even drugged, a shunt draining fluid from her brain, the staples
holding the gap where they pried a tumor—the surgeon himself,
made of god particles and skill, the mass splendid because it was
part of her, the mass horrific because it stunted memory and self-care,
even after the anesthesia wore thin and the tubes made her skin
crawl with snakes, she screamed help mother help, my grandmother
years dead, when a man reached between her thighs to slip the catheter
free, even when she could not recognize her daughter or name, when
she was helpless and a man’s hands were uninvited, causing pain,
she panicked, and when I asked why she was yelling help,
she knew enough to say that’s what we have to do, isn’t it?

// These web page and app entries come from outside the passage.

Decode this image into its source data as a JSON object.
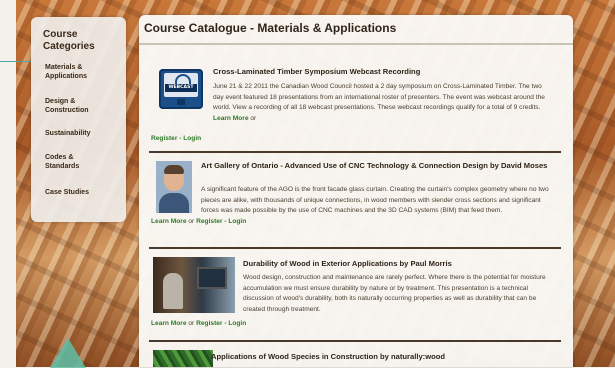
{
  "sidebar": {
    "heading": "Course\nCategories",
    "items": [
      {
        "label": "Materials &\nApplications"
      },
      {
        "label": "Design &\nConstruction"
      },
      {
        "label": "Sustainability"
      },
      {
        "label": "Codes &\nStandards"
      },
      {
        "label": "Case Studies"
      }
    ]
  },
  "main": {
    "title": "Course Catalogue - Materials & Applications",
    "courses": [
      {
        "title": "Cross-Laminated Timber Symposium Webcast Recording",
        "description": "June 21 & 22 2011 the Canadian Wood Council hosted a 2 day symposium on Cross-Laminated Timber. The two day event featured 18 presentations from an international roster of presenters. The event was webcast around the world. View a recording of all 18 webcast presentations. These webcast recordings qualify for a total of 9 credits.",
        "icon_label": "WEBCAST",
        "learn_more": "Learn More",
        "or": "or",
        "register": "Register - Login"
      },
      {
        "title": "Art Gallery of Ontario - Advanced Use of CNC Technology & Connection Design by David Moses",
        "description": "A significant feature of the AGO is the front facade glass curtain. Creating the curtain's complex geometry where no two pieces are alike, with thousands of unique connections, in wood members with slender cross sections and significant forces was made possible by the use of CNC machines and the 3D CAD systems (BIM) that feed them.",
        "learn_more": "Learn More",
        "or": "or",
        "register": "Register - Login"
      },
      {
        "title": "Durability of Wood in Exterior Applications by Paul Morris",
        "description": "Wood design, construction and maintenance are rarely perfect. Where there is the potential for moisture accumulation we must ensure durability by nature or by treatment. This presentation is a technical discussion of wood's durability, both its naturally occurring properties as well as durability that can be created through treatment.",
        "learn_more": "Learn More",
        "or": "or",
        "register": "Register - Login"
      },
      {
        "title": "Applications of Wood Species in Construction by naturally:wood"
      }
    ]
  }
}
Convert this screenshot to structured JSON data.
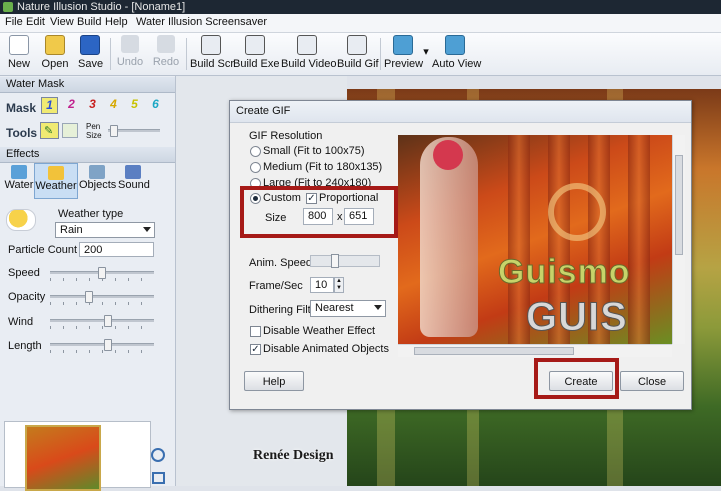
{
  "window": {
    "title": "Nature Illusion Studio - [Noname1]"
  },
  "menu": [
    "File",
    "Edit",
    "View",
    "Build",
    "Help",
    "Water Illusion Screensaver"
  ],
  "toolbar": {
    "new": "New",
    "open": "Open",
    "save": "Save",
    "undo": "Undo",
    "redo": "Redo",
    "build_scr": "Build Scr",
    "build_exe": "Build Exe",
    "build_video": "Build Video",
    "build_gif": "Build Gif",
    "preview": "Preview",
    "auto_view": "Auto View"
  },
  "left_panel": {
    "water_mask_title": "Water Mask",
    "mask_label": "Mask",
    "mask_buttons": [
      "1",
      "2",
      "3",
      "4",
      "5",
      "6"
    ],
    "tools_label": "Tools",
    "pen_size_label": "Pen Size",
    "effects_title": "Effects",
    "effect_tabs": [
      "Water",
      "Weather",
      "Objects",
      "Sound"
    ],
    "weather_type_label": "Weather type",
    "weather_type_value": "Rain",
    "particle_count_label": "Particle Count",
    "particle_count_value": "200",
    "speed_label": "Speed",
    "opacity_label": "Opacity",
    "wind_label": "Wind",
    "length_label": "Length"
  },
  "dialog": {
    "title": "Create GIF",
    "gif_resolution_label": "GIF Resolution",
    "res_small": "Small (Fit to 100x75)",
    "res_medium": "Medium (Fit to 180x135)",
    "res_large": "Large (Fit to 240x180)",
    "custom_label": "Custom",
    "proportional_label": "Proportional",
    "size_label": "Size",
    "width_value": "800",
    "x_label": "x",
    "height_value": "651",
    "anim_speed_label": "Anim. Speed",
    "frame_sec_label": "Frame/Sec",
    "frame_sec_value": "10",
    "dithering_label": "Dithering Filter",
    "dithering_value": "Nearest",
    "disable_weather_label": "Disable Weather Effect",
    "disable_animated_label": "Disable Animated Objects",
    "help_button": "Help",
    "create_button": "Create",
    "close_button": "Close",
    "preview_text_1": "Guismo",
    "preview_text_2": "GUIS"
  },
  "watermark": "Renée Design",
  "colors": {
    "highlight_red": "#a61a17",
    "mask_colors": [
      "#2a4fd8",
      "#c0228e",
      "#c82020",
      "#d6a800",
      "#c8c200",
      "#1aa7c4"
    ]
  }
}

Megan Merchant lives in the tall pines of Prescott, AZ. She is the author of two full-length poetry collections: Gravel Ghosts (Glass Lyre Press, 2016), The Dark’s Humming (2015 Lyrebird Award Winner, Glass Lyre Press, 2017), four chapbooks, and a forthcoming children’s book with Philomel Books. She was awarded the 2016-2017 COG Literary Award, judged by Juan Felipe Herrera. She is an Editor at The Comstock Review.